Bottom line, WHERE IS THE “DURABLE”, INCREMENTAL DEMAND GOING TO COME FROM short of issuing instant citizenship to 15 million foreigners for a $500k+ capital investment in US resi real estate?
With nearly 50% of all mortgaged homeowners in the nation zombified (not including HELOCs), the housing market will continue to go through period of stimulus-driven demand spurts (when investors and first-timers are “activated”) followed by stimulus-hangovers (when investors and first-timers go away) until meaningful de-leveraging occurs, which will take another decade based on my math.
1) HALF of the primary housing demand cohort is “Zombified” – unable to sell and rebuy a house.
No “escape velocity” or “durable” recovery will ever occur until the repeat buyer cohort is mobilized, which will take a combination of massive debt cram downs, credit easing, and housing inflation.

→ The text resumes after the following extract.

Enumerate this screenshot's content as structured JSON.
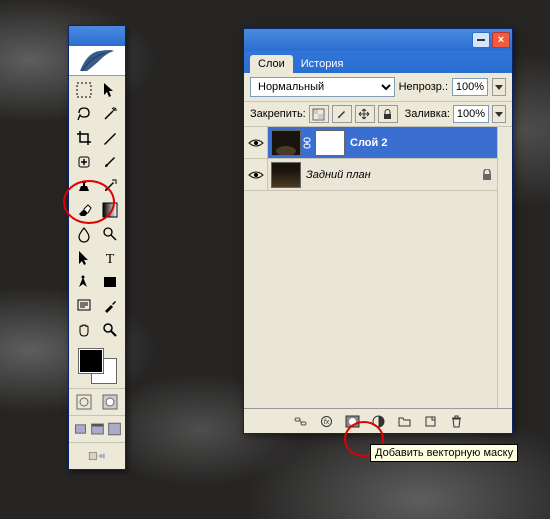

Note Arizona at 66%…this is why Arizona resales are crumbling right now. July Phoenix region home sales were down 22% month-to-month and 15% year-to-year. Demand “recoveries” are not supposed to come with that type of crash volatility…short squeezes and dead-cat-bounces are, however.
2) Percentage of first liens with legacy HELOC debt
When analyzing it this way new states enter the “zombie” mix not commonly thought of as being filled with trapped homeowners.
3) Impaired Credit
Lastly, 40% of all US homeowners are either unqualified, or boderline, creditworthy meaning even if they could sell it is questionable whether they can rebuy.
Have a wonderful day!
Millions More At-Risk of Default Than Most Think (December 8th, 2009)
Most Common Things I Hear on Housing (April 5th, 2012)
originally published at Mhanson.com
Mark Hanson is a mortgage banking veteran specializing in wholesale and correspondent sales, operations management. His primary focus was upon residential mortgages working closely with most mortgage and Wall Street investors. Since 2006 his primary focus has been upon his work as an independent real estate and finance sector analyst, consultant, and risk enlightener to the financial services sector. His years of on-the-ground experience, extensive research, and access to proprietary data few have available has led him to make an extraordinarily large number of early and accurate predictions about the great mortgage and housing meltdown and company-specific events.